SOURCE MATERIAL Start Marker

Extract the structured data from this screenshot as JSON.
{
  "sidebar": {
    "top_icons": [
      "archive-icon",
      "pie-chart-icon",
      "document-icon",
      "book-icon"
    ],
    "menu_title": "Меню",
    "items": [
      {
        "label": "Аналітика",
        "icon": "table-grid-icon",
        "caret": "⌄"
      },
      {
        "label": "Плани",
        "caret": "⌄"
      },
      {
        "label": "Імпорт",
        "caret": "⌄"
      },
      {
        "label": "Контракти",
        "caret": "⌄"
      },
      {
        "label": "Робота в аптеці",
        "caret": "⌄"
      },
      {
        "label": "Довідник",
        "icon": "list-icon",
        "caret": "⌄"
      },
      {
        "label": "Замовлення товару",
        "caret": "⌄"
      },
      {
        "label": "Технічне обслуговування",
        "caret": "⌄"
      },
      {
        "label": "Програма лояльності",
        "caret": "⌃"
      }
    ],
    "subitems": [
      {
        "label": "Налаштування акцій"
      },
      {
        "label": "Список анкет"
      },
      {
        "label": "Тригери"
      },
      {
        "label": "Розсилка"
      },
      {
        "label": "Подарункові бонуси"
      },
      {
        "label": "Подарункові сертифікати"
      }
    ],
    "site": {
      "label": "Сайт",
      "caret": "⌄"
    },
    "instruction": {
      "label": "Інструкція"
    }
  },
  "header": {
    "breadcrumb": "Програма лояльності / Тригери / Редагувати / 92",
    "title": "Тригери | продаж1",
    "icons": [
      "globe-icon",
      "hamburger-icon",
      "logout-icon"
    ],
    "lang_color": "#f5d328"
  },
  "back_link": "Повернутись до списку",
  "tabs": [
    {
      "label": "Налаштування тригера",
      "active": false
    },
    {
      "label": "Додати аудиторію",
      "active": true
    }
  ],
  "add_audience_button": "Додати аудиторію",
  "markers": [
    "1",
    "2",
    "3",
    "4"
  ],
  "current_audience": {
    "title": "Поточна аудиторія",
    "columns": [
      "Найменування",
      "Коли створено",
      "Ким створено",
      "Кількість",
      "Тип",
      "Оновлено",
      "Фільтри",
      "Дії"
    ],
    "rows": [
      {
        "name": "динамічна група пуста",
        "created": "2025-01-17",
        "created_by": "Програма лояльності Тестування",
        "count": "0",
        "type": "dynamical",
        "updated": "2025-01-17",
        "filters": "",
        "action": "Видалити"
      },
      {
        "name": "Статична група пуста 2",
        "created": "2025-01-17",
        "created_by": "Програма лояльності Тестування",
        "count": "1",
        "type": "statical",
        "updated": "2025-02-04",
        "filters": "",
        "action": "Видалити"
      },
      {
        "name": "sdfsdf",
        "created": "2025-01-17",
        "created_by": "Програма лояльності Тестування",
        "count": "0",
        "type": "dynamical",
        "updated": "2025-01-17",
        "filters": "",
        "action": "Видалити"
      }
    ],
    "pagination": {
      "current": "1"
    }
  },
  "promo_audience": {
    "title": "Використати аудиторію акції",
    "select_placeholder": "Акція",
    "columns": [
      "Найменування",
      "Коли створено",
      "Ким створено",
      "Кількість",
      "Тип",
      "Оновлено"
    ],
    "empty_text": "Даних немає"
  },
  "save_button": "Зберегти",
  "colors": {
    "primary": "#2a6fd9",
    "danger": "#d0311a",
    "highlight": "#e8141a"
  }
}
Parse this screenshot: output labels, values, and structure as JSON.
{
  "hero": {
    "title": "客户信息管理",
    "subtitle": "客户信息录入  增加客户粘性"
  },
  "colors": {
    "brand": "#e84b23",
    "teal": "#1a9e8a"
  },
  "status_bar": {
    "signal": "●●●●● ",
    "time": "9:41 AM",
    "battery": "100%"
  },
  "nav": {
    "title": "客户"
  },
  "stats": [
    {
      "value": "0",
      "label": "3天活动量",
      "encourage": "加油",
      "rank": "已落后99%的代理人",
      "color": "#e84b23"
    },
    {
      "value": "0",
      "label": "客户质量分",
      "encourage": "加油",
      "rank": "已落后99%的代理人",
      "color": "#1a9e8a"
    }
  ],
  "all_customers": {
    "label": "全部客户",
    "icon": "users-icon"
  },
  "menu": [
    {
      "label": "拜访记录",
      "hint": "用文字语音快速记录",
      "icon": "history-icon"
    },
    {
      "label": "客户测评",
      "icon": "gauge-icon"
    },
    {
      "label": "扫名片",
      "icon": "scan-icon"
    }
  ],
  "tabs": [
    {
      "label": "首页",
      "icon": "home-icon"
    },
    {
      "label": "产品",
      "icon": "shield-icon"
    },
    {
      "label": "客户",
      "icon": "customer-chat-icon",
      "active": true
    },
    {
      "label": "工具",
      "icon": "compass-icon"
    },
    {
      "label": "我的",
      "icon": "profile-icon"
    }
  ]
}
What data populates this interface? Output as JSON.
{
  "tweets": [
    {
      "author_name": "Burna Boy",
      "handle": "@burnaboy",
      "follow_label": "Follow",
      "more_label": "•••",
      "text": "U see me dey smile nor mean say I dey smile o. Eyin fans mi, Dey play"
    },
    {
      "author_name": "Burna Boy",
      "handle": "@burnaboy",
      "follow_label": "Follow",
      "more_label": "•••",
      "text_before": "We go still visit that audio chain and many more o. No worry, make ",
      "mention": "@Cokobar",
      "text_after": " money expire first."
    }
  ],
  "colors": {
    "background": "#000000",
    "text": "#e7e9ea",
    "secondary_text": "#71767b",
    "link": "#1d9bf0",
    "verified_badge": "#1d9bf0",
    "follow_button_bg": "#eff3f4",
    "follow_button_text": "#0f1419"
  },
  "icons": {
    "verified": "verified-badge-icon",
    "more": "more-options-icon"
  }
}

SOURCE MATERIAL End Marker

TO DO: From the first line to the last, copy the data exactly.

YOUR RESPONSE:
Extract the structured data from this screenshot as JSON.
{
  "sidebar": {
    "top_icons": [
      "archive-icon",
      "pie-chart-icon",
      "document-icon",
      "book-icon"
    ],
    "menu_title": "Меню",
    "items": [
      {
        "label": "Аналітика",
        "icon": "table-grid-icon",
        "caret": "⌄"
      },
      {
        "label": "Плани",
        "caret": "⌄"
      },
      {
        "label": "Імпорт",
        "caret": "⌄"
      },
      {
        "label": "Контракти",
        "caret": "⌄"
      },
      {
        "label": "Робота в аптеці",
        "caret": "⌄"
      },
      {
        "label": "Довідник",
        "icon": "list-icon",
        "caret": "⌄"
      },
      {
        "label": "Замовлення товару",
        "caret": "⌄"
      },
      {
        "label": "Технічне обслуговування",
        "caret": "⌄"
      },
      {
        "label": "Програма лояльності",
        "caret": "⌃"
      }
    ],
    "subitems": [
      {
        "label": "Налаштування акцій"
      },
      {
        "label": "Список анкет"
      },
      {
        "label": "Тригери"
      },
      {
        "label": "Розсилка"
      },
      {
        "label": "Подарункові бонуси"
      },
      {
        "label": "Подарункові сертифікати"
      }
    ],
    "site": {
      "label": "Сайт",
      "caret": "⌄"
    },
    "instruction": {
      "label": "Інструкція"
    }
  },
  "header": {
    "breadcrumb": "Програма лояльності / Тригери / Редагувати / 92",
    "title": "Тригери | продаж1",
    "icons": [
      "globe-icon",
      "hamburger-icon",
      "logout-icon"
    ],
    "lang_color": "#f5d328"
  },
  "back_link": "Повернутись до списку",
  "tabs": [
    {
      "label": "Налаштування тригера",
      "active": false
    },
    {
      "label": "Додати аудиторію",
      "active": true
    }
  ],
  "add_audience_button": "Додати аудиторію",
  "markers": [
    "1",
    "2",
    "3",
    "4"
  ],
  "current_audience": {
    "title": "Поточна аудиторія",
    "columns": [
      "Найменування",
      "Коли створено",
      "Ким створено",
      "Кількість",
      "Тип",
      "Оновлено",
      "Фільтри",
      "Дії"
    ],
    "rows": [
      {
        "name": "динамічна група пуста",
        "created": "2025-01-17",
        "created_by": "Програма лояльності Тестування",
        "count": "0",
        "type": "dynamical",
        "updated": "2025-01-17",
        "filters": "",
        "action": "Видалити"
      },
      {
        "name": "Статична група пуста 2",
        "created": "2025-01-17",
        "created_by": "Програма лояльності Тестування",
        "count": "1",
        "type": "statical",
        "updated": "2025-02-04",
        "filters": "",
        "action": "Видалити"
      },
      {
        "name": "sdfsdf",
        "created": "2025-01-17",
        "created_by": "Програма лояльності Тестування",
        "count": "0",
        "type": "dynamical",
        "updated": "2025-01-17",
        "filters": "",
        "action": "Видалити"
      }
    ],
    "pagination": {
      "current": "1"
    }
  },
  "promo_audience": {
    "title": "Використати аудиторію акції",
    "select_placeholder": "Акція",
    "columns": [
      "Найменування",
      "Коли створено",
      "Ким створено",
      "Кількість",
      "Тип",
      "Оновлено"
    ],
    "empty_text": "Даних немає"
  },
  "save_button": "Зберегти",
  "colors": {
    "primary": "#2a6fd9",
    "danger": "#d0311a",
    "highlight": "#e8141a"
  }
}
Parse this screenshot: output labels, values, and structure as JSON.
{
  "hero": {
    "title": "客户信息管理",
    "subtitle": "客户信息录入  增加客户粘性"
  },
  "colors": {
    "brand": "#e84b23",
    "teal": "#1a9e8a"
  },
  "status_bar": {
    "signal": "●●●●● ",
    "time": "9:41 AM",
    "battery": "100%"
  },
  "nav": {
    "title": "客户"
  },
  "stats": [
    {
      "value": "0",
      "label": "3天活动量",
      "encourage": "加油",
      "rank": "已落后99%的代理人",
      "color": "#e84b23"
    },
    {
      "value": "0",
      "label": "客户质量分",
      "encourage": "加油",
      "rank": "已落后99%的代理人",
      "color": "#1a9e8a"
    }
  ],
  "all_customers": {
    "label": "全部客户",
    "icon": "users-icon"
  },
  "menu": [
    {
      "label": "拜访记录",
      "hint": "用文字语音快速记录",
      "icon": "history-icon"
    },
    {
      "label": "客户测评",
      "icon": "gauge-icon"
    },
    {
      "label": "扫名片",
      "icon": "scan-icon"
    }
  ],
  "tabs": [
    {
      "label": "首页",
      "icon": "home-icon"
    },
    {
      "label": "产品",
      "icon": "shield-icon"
    },
    {
      "label": "客户",
      "icon": "customer-chat-icon",
      "active": true
    },
    {
      "label": "工具",
      "icon": "compass-icon"
    },
    {
      "label": "我的",
      "icon": "profile-icon"
    }
  ]
}
What data populates this interface? Output as JSON.
{
  "tweets": [
    {
      "author_name": "Burna Boy",
      "handle": "@burnaboy",
      "follow_label": "Follow",
      "more_label": "•••",
      "text": "U see me dey smile nor mean say I dey smile o. Eyin fans mi, Dey play"
    },
    {
      "author_name": "Burna Boy",
      "handle": "@burnaboy",
      "follow_label": "Follow",
      "more_label": "•••",
      "text_before": "We go still visit that audio chain and many more o. No worry, make ",
      "mention": "@Cokobar",
      "text_after": " money expire first."
    }
  ],
  "colors": {
    "background": "#000000",
    "text": "#e7e9ea",
    "secondary_text": "#71767b",
    "link": "#1d9bf0",
    "verified_badge": "#1d9bf0",
    "follow_button_bg": "#eff3f4",
    "follow_button_text": "#0f1419"
  },
  "icons": {
    "verified": "verified-badge-icon",
    "more": "more-options-icon"
  }
}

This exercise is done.